(Data about app and page elements)
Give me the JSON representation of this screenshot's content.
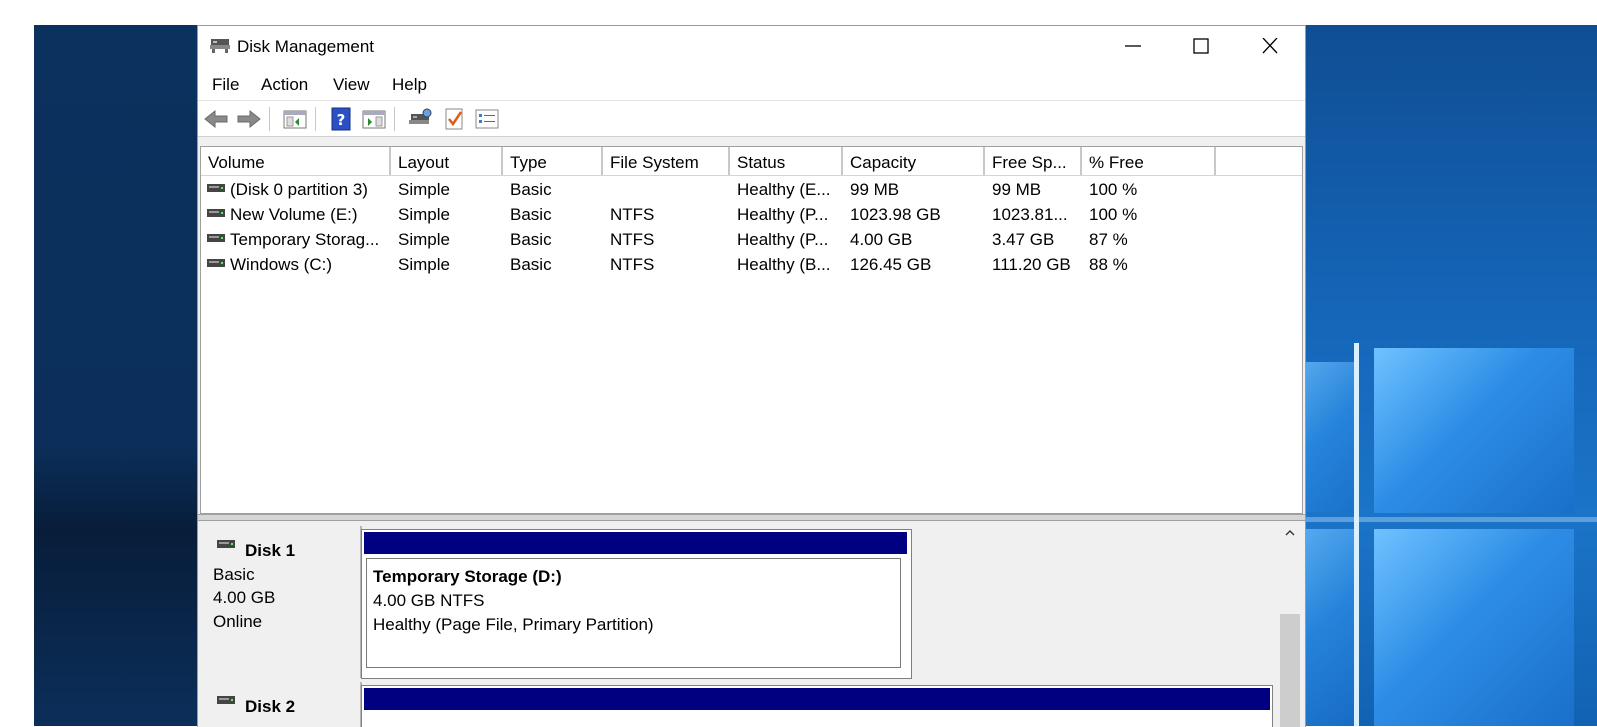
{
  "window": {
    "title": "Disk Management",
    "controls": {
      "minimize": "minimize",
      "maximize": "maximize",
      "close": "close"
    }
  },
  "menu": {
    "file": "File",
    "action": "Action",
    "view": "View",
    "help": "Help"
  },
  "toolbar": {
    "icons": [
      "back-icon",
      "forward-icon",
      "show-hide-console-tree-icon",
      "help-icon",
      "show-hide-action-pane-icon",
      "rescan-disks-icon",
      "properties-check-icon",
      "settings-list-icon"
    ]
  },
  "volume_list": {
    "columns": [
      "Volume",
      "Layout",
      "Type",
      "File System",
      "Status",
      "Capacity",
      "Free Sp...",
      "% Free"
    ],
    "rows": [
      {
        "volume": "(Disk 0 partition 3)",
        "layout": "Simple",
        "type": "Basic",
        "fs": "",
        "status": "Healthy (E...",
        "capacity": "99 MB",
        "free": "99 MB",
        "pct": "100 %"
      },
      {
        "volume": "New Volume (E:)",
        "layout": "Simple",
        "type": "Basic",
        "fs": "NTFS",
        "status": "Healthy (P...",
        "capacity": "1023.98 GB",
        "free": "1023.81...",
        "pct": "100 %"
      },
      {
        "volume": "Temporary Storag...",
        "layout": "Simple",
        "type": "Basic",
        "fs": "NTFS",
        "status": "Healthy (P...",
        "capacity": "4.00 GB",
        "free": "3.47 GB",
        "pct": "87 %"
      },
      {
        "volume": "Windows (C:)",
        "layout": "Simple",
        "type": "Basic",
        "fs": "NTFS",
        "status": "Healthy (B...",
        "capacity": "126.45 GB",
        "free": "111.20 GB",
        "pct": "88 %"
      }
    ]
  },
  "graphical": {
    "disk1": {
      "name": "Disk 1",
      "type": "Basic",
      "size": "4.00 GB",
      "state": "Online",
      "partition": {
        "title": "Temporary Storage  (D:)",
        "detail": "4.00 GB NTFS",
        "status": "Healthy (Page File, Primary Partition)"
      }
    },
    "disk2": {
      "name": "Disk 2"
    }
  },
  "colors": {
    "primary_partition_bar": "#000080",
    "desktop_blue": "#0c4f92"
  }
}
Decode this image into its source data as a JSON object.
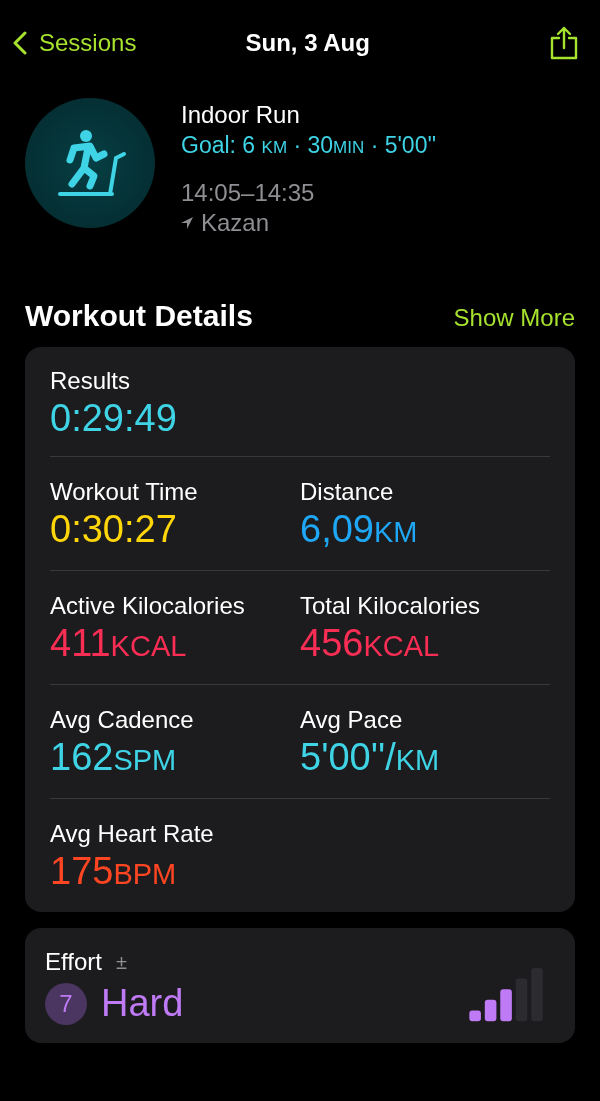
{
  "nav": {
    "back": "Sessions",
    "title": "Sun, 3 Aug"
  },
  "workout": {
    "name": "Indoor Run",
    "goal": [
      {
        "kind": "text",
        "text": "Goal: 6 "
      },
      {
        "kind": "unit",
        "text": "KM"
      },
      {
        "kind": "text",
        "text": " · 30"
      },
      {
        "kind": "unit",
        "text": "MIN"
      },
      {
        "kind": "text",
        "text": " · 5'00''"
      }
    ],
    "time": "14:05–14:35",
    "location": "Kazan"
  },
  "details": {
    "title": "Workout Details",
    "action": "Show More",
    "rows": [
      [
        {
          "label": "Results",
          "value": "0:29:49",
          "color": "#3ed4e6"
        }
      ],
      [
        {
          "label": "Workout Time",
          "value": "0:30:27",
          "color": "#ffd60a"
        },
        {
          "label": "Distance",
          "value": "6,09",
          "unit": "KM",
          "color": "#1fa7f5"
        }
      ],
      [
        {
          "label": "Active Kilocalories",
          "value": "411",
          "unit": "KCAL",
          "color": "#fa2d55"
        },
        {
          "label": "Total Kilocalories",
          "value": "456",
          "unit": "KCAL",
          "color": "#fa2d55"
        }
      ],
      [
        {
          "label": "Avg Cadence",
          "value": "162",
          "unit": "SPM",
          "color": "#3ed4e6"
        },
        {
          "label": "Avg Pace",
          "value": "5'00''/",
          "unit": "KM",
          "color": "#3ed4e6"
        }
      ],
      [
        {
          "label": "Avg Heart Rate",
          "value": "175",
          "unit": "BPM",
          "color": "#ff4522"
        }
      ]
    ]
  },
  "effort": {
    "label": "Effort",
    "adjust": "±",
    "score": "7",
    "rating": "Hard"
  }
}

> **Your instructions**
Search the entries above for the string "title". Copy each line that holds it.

> **Completed task**
    "title": "Disk Management",
        "title": "Temporary Storage  (D:)",
    "title": "Sun, 3 Aug"
    "title": "Workout Details",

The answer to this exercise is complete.